  • 4 Specialist outcomes funds vs 0 in 2012 – Data from Big Society Capital and fund managers across the portfolio
  • 27706 Number of people supported by Bridges Fund Management and Big Issue Invest through outcomes contracts
  • 55 Number of outcomes contracts Big Society Capital has invested in

Impact and Learning

We understand our impact in this area in a number of ways:

Growth of the market

The market for such social outcomes contracts has grown considerably, from only 14 contracts in 2012 to more than 80 today. The UK now has one of the leading social outcomes markets ​in the world.

Improvements in public services

In addition we’ve learned that social outcomes contracts can be a powerful mechanism to drive improvement and collaboration in public services, allowing them be delivered more flexibly, while ensuring accountability in terms of the impact envisaged.
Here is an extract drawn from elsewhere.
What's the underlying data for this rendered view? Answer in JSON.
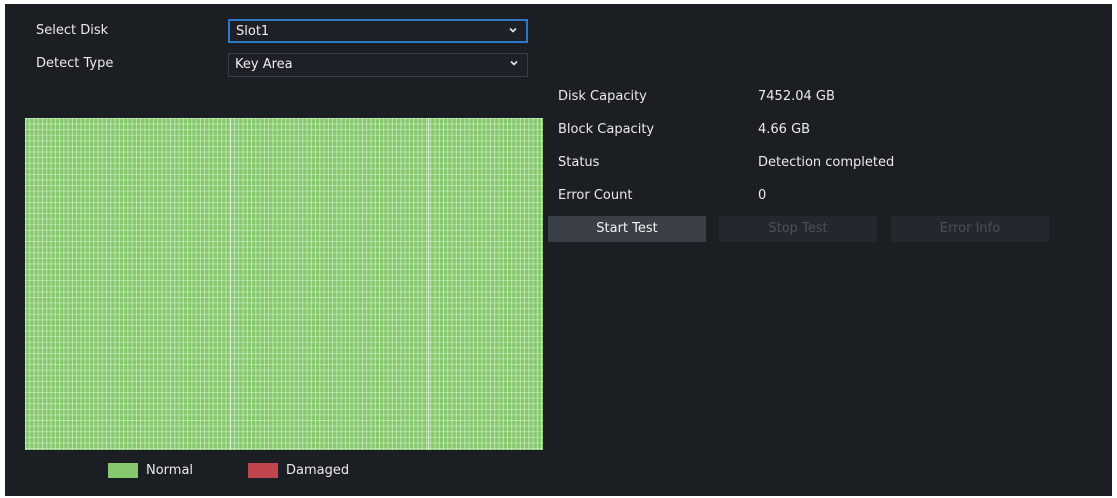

Such contracts also support better collaboration and coordination between the key stakeholders involved in delivering services.

​Measurable, positive outcomes

Importantly because the outcomes in such contracts are rigorously measured we also know they are having a positive impact on people’s lives. They support a range of people with complex and multiple needs, in a range of policy areas – including children services, homelessness and health. We estimate that more than 27,000 people have benefited from our investments in social outcome contracts. Bridges, our largest social outcomes contract fund manager, has committed £32 million across a range of projects.

Girl on swing

These projects have achieved £50m in outcomes payments from central and local Government commissioners to date, and Bridges estimates that the value of these outcomes to Government is about £85 million in terms of current or potential cost savings.